At the military front, India has been actively involved in an extensive and all-encompassing military modernization drive. This is in the larger part aspired by the Indian long-held desire to dominate the region militarily. By doing so, India wants to readjust the regional military equation in its favor. This has emerged as one of the most destabilizing factors in the region. Likewise, other factors such as; an asymmetric conventional military balance of the region, and the Indian aggressive nuclear policies vis-à-vis Pakistan are also quite significant. In this regard, India’s development of advanced Ballistic Missile Defence (BMD) Systems, its agreement with Russia for the acquisition of the S-400 anti-missile system, provision of advanced nuclear-powered submarines, and the acquisition of Rafale fighter jets from France are also worth considering. Furthermore, India’s development of supersonic and hypersonic missiles especially during the last two years also implies that its military modernization program is aimed at becoming a regional hegemon. This Indian attempt to readjust the military balance of the region in its favor has further added to the instability of the South Asian region.
Moreover, India’s self-proclaimed notion of ‘counterforce preemptive surgical strike’ which it hopes would remain under the nuclear threshold of Pakistan is significantly important. Especially against the backdrop of the Pulwama-Balakot crisis, these have emerged as the most destabilizing factors that have affected the regional strategic stability. This has become more apparent from the way the Indian political and strategic elite has been involved in threatening Pakistan with such notions time and again. Consequently, the prospects of war and escalation in South Asia have significantly increased. In case of any provocative future entanglement, while India hopes that the intensity of conflict would remain conventional or even at the sub-conventional level, this however cannot be guaranteed. Contrary to such Indian assumption, the evolved dynamics of conflict would likely further challenge the threshold of Pakistan’s nuclear capability that already provides deterrence against various spectrums of threats coming from India.
Hence at the present, the prevalent security environment of the South Asian region even two years after the Pulwama-Balakot crisis remains in a state of influx. This is mainly because of the Indian aggressive politico-strategic thinking and its provocative war strategies against Pakistan. Given the absence of an appropriate regional crisis stability mechanism, the emergent security dynamics of the region have become more of a global security concern. Determined by such a regional environment of instability, Pakistan’s threat perception would likely remain more inclined towards India. In this regard, Pakistan’s nuclear capability, while being a credible and reliable deterrent force, would likely play the decisive role of holding the burden of strategic stability in the region.

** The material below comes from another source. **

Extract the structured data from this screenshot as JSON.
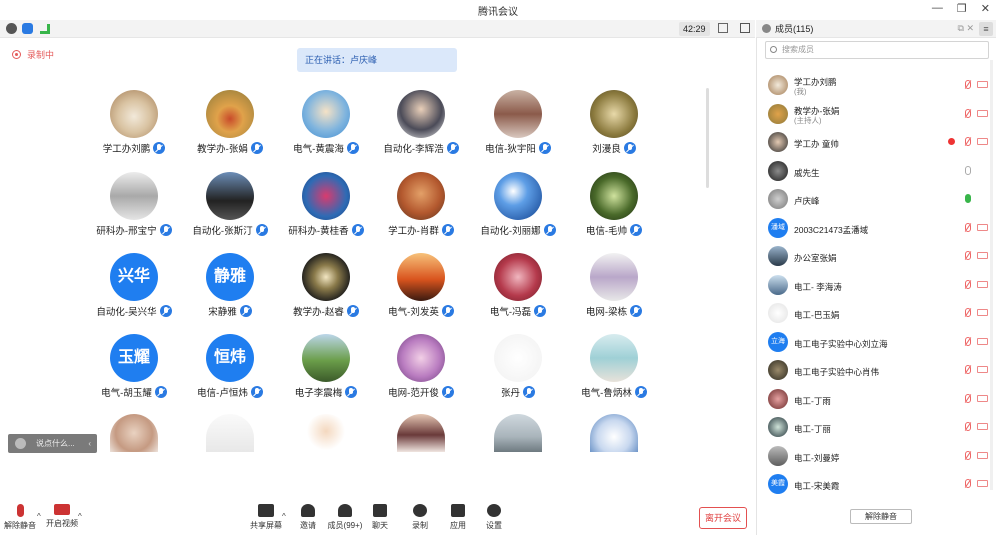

The author currently works as a Research Associate at the Strategic Vision Institute (SVI) in Islamabad, Pakistan.